Under the current regulation for measuring super-credit eligibility, each car emitting less than 50g/km of CO2 would be counted as 3.5 passenger vehicles in 2012 and 2013, 2.5 in 2014, 1.5 in 2015 and then 1 from 2016 onwards in contributing to manufacturers’ CO2 targets for their entire fleet.
The law, which is being amended to implement the 2020 target, would change the super credit-to-car ratio to 1.3 for 2020-2023.
But Greens say it is essentially a loophole that does not provide industry with incentives to lower average fleet emissions, as carmakers can continue to build gas-guzzlers in exchange for producing a few low-emissions vehicles.
Speaking at a European Parliament workshop on the EU’s Cars 2020 strategy, Greg Archer, a clean vehicles campaigner at Transport & Environment, told EU and industry officials: “With super credits we won’t have a 95-gram target other than on paper”.
Archer said the scheme in practice could ratchet up emissions levels to 105 or 115g/km in 2020. He called for lawmakers to set stronger targets for the post 2020 period.
The German Association of the Automotive Industry (VDA) recently released a proposal calling for 2.5 credits for each low-emitting car for the period 2016-2023, a substantial increase on Commission figures.
Academics, and representatives from Greenpeace and the European consumer organisation BEUC voiced concerns the proposed regulation could weaken the emissions reduction target.
Franziska Achterberg, a Greenpeace EU transport advisor, said she thought there was strong evidence for the 10g figure given by Archer.
She told EurActiv the 10g was based on battery electric and plug-in hybrid vehicles achieving a 5% share of the European car market, which she insisted was a within most projections for 2020.
“The minimal level that anybody assumes is 2% and the maximum level 20% or even 23%,” she said.
But Ivan Hodac, the secretary-general of the European Automobile Manufacturers’ Association (ACEA), said super credits would encourage industry to invest in “expensive” sustainable technologies.
“We need incentives or [electric cars] won’t get onto the market, because they are not affordable”, he told officials.
He said super credits would attract more investment than the government offering subsidies for consumers to purchase low-carbon vehicles.
He said this would provide “an EU signal to manufacturers until such time that they become value for money”.
But for Ferdinand Dudenhöffer, a professor at Duisburg-Essen University and the Centre for Automotive Research, industry should focus more on using current, inexpensive technology to lower the average emissions of its fleet rather than pouring huge amounts of money into advanced systems.
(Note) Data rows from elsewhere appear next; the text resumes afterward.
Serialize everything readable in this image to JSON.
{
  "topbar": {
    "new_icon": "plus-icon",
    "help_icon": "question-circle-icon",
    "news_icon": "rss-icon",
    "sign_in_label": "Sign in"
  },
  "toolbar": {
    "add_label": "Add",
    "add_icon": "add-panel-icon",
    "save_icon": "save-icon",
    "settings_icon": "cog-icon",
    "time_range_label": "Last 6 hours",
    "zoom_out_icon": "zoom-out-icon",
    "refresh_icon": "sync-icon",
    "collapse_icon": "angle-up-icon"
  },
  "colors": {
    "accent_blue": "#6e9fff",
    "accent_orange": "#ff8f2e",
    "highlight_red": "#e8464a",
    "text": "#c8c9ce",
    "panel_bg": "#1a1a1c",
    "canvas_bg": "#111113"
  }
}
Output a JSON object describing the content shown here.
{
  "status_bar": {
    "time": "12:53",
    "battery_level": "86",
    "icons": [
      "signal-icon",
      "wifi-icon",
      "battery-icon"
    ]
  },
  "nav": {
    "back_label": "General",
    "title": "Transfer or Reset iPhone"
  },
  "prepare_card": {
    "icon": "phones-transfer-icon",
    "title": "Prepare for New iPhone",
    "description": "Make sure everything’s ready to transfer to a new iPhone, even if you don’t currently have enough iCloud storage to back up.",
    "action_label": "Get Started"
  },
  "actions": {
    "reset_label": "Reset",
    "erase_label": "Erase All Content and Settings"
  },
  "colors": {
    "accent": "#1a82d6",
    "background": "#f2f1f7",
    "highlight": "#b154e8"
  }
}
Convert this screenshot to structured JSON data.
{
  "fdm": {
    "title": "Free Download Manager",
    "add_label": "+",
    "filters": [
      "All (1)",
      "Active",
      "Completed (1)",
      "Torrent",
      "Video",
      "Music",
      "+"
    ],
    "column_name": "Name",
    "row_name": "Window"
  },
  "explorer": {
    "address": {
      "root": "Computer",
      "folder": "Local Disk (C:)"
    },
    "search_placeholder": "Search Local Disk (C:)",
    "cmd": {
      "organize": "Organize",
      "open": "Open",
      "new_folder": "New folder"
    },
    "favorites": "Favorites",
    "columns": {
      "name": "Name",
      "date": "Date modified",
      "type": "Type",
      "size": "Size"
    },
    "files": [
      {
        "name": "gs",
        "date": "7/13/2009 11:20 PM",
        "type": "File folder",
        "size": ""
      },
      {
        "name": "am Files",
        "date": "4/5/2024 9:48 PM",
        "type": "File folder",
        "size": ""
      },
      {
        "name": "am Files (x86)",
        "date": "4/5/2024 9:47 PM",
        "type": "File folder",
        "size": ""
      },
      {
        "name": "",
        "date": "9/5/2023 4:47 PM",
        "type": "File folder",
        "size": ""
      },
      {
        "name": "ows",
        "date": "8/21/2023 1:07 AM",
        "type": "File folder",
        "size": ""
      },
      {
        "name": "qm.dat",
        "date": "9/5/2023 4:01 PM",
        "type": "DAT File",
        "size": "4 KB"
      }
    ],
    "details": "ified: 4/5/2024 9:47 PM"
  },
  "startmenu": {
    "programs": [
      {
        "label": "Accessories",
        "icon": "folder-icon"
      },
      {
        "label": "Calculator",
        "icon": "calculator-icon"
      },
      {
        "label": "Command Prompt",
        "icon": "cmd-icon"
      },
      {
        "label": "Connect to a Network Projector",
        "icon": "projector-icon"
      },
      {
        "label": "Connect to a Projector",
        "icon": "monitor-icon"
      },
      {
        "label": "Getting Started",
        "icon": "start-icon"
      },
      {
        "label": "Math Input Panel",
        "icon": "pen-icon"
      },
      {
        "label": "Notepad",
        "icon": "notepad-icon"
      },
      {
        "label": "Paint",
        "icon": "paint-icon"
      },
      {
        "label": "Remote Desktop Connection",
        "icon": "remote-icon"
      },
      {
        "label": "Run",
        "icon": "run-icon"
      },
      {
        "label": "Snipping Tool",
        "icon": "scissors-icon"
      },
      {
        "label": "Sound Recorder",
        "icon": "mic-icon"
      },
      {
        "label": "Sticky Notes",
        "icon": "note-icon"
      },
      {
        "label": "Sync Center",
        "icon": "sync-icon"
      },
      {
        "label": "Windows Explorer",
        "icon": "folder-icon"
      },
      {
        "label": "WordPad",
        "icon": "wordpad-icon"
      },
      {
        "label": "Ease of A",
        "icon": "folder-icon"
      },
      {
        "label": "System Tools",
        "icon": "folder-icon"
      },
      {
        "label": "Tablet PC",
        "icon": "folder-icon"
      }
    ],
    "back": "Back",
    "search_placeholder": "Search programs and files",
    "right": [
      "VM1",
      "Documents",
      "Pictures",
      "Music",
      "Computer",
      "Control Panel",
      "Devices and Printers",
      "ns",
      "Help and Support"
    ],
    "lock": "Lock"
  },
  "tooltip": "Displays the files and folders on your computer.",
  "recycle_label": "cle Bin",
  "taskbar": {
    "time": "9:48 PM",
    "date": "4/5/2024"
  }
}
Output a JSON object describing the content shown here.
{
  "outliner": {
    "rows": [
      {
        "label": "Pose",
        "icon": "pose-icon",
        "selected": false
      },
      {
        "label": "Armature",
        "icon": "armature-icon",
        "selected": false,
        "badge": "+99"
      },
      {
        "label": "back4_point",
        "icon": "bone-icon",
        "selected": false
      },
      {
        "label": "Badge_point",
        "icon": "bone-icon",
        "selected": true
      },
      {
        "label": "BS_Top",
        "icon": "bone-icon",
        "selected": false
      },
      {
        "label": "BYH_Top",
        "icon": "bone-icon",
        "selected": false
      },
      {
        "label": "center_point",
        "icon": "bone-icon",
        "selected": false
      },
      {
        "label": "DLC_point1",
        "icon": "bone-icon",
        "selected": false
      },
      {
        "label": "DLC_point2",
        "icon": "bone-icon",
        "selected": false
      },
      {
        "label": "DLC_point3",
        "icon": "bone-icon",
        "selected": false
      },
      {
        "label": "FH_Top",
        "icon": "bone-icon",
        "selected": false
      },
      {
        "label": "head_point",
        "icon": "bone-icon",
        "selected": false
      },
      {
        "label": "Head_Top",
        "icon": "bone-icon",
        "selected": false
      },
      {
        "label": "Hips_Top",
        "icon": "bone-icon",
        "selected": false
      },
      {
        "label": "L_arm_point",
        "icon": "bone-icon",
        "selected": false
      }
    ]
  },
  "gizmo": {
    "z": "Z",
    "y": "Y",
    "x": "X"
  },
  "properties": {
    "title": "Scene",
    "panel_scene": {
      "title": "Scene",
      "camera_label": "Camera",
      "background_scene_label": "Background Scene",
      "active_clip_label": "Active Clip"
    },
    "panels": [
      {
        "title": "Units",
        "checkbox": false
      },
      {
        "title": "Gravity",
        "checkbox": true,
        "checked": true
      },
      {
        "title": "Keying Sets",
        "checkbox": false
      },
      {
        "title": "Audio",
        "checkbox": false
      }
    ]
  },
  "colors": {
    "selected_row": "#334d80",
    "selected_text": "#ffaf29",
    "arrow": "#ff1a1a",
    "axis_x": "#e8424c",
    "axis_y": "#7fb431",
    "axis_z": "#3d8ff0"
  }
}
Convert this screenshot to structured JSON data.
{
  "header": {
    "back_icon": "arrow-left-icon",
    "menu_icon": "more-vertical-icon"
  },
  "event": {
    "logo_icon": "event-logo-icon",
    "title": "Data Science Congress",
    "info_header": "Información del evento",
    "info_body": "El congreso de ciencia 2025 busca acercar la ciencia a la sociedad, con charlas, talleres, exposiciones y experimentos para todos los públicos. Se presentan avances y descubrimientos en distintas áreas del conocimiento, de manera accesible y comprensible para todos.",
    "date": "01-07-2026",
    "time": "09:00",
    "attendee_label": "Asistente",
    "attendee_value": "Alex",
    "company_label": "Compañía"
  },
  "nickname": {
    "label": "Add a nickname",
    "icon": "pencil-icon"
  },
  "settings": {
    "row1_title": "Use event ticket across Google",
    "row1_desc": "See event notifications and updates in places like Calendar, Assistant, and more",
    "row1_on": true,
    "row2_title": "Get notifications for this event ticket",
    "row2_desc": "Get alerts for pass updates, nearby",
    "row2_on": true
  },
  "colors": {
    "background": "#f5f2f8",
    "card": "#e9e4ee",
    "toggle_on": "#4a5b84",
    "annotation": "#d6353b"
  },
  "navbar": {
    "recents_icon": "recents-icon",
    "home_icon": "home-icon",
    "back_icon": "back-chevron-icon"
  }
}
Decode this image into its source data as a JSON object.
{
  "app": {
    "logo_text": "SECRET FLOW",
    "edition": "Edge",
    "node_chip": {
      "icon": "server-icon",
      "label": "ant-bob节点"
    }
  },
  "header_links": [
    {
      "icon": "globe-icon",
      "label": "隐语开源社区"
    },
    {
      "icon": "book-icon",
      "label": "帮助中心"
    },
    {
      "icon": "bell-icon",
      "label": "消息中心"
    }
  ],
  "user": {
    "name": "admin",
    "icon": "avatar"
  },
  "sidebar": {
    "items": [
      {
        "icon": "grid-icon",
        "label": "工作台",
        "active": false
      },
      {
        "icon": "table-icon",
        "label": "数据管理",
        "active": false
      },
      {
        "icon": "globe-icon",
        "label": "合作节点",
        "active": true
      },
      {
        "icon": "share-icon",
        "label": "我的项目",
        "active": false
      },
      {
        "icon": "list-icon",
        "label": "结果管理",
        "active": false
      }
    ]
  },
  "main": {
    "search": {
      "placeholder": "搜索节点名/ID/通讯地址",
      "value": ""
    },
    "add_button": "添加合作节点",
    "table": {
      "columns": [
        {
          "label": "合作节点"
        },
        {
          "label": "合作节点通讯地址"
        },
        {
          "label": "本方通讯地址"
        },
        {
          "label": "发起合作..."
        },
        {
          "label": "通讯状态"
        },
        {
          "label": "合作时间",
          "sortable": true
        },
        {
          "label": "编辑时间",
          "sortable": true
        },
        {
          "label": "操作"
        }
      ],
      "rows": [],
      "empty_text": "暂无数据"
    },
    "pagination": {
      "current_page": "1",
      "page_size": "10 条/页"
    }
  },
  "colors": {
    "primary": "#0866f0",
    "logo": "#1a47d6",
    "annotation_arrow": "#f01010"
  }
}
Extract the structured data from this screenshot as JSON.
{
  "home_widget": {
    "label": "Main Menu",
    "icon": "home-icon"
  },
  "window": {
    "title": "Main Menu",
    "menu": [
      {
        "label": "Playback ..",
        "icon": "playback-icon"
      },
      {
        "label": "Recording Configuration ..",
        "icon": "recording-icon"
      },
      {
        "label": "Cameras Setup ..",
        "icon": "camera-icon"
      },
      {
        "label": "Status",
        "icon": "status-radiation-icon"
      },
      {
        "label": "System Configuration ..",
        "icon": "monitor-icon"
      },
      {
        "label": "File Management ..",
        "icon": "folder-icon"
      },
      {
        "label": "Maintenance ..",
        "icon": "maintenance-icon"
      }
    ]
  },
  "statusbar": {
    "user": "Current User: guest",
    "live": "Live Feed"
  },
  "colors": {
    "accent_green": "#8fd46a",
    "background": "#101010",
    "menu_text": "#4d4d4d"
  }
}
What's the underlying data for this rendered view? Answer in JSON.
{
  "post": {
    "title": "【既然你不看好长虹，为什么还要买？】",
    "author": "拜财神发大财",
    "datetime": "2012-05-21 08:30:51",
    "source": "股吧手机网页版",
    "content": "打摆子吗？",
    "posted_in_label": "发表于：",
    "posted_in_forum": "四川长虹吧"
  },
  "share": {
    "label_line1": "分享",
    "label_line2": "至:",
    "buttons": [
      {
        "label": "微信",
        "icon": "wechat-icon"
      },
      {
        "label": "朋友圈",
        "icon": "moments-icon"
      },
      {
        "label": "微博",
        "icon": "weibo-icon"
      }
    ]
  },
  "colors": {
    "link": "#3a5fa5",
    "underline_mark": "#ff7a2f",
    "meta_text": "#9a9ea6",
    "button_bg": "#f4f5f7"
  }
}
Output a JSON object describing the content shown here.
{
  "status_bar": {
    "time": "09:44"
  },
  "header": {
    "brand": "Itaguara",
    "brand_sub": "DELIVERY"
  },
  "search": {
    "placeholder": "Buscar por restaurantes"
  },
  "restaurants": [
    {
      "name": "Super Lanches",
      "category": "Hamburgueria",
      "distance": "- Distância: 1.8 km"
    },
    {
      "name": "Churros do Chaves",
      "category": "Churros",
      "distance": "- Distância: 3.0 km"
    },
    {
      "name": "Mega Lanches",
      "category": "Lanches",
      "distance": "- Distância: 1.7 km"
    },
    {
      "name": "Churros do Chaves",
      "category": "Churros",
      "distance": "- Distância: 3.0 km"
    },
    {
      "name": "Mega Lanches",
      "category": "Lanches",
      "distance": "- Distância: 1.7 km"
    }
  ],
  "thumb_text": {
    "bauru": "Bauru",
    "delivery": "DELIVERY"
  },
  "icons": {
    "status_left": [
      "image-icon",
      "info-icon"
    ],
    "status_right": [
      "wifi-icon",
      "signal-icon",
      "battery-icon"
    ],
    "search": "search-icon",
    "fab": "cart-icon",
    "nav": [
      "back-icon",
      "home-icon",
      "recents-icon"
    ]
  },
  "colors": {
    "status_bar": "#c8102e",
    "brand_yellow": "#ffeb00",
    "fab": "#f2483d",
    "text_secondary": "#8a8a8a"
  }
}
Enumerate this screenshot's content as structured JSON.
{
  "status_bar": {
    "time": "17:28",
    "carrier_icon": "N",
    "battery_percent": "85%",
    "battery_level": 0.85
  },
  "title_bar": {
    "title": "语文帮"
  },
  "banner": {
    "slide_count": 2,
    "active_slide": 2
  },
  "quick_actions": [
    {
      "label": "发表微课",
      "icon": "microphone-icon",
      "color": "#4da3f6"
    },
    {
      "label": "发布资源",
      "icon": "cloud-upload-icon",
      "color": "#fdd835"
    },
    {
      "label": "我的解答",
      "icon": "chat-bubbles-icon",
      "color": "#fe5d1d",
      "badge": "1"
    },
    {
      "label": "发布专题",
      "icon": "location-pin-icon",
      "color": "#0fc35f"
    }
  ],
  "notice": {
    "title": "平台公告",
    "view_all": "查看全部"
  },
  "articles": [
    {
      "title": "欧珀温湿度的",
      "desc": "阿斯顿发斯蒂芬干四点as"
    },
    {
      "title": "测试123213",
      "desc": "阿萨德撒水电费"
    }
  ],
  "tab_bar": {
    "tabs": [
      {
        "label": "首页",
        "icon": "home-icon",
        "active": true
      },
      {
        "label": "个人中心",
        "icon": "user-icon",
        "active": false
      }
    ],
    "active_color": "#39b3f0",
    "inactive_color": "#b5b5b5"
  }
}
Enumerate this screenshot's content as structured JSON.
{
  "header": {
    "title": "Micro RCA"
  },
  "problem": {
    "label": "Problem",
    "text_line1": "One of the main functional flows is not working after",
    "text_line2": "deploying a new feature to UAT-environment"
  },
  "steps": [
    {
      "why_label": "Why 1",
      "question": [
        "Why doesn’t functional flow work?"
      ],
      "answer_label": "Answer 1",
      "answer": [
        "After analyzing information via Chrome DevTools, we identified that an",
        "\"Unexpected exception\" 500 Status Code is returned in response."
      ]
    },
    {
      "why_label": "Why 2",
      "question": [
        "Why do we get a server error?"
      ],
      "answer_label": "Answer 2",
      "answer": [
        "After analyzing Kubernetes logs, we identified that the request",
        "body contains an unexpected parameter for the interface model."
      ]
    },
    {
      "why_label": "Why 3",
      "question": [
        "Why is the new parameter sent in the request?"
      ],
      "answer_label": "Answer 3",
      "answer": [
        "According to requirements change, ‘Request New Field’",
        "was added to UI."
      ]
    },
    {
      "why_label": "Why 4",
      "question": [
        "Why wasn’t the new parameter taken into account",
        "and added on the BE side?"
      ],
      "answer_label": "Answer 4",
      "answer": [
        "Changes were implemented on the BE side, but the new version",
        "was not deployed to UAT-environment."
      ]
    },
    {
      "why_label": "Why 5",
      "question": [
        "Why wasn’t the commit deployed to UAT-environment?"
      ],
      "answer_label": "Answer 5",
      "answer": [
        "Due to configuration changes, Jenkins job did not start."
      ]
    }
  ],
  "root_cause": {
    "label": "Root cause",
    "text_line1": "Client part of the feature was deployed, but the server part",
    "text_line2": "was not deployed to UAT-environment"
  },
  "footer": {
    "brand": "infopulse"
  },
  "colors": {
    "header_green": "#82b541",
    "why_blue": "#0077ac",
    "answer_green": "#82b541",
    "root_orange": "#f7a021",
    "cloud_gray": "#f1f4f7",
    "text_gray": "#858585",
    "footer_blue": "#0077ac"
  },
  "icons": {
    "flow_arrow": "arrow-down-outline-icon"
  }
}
He said engine innovations meant that even current compact cars were on track to meet the 130g/km target well before 2015.
“You don’t need to invent anything new”, he said.
“The average car has too much power. If you reduce this it has a knock-on effect on emissions”.
Ferdinand Dudenhöffer, a professor at Duisburg-Essen University said: “Super credits give countries outside the EU a competitive advantage… [they] should be scrapped”.
Peter Mock, of the International Council for Clean Transportation, called for certainty post 2020, like in the United States, which has a target of 70g/km of CO2 for 2025.
Philip Owen, the head of the European Commission’s transport and the ozone unit, said: “If we did nothing we would see an improvement [in CO2 emissions] but not 95 grams”.
Ivan Hodac, the secretary general of the European Automobile Manufacturers’ Association (ACEA) said: “The car industry is not sleeping behind the steering wheel. What other industry has reduced CO2 emissions in such a way.” He added: “95 is the most stringent target worldwide for 2020.”
Stefanie Heinzle, of BEUC, said she was against the “weakening of the target”, through super credits, saying they were “not in the interest of the consumer”. She also called for more regulatory certainty post-2020.
Erich Klemm, deputy chairman of the German cars association Daimler, said super credits could provide an opportunity for innovation. He said the EU should see how the market reacts for low-carbon vehicles before regulating the industry post-2020.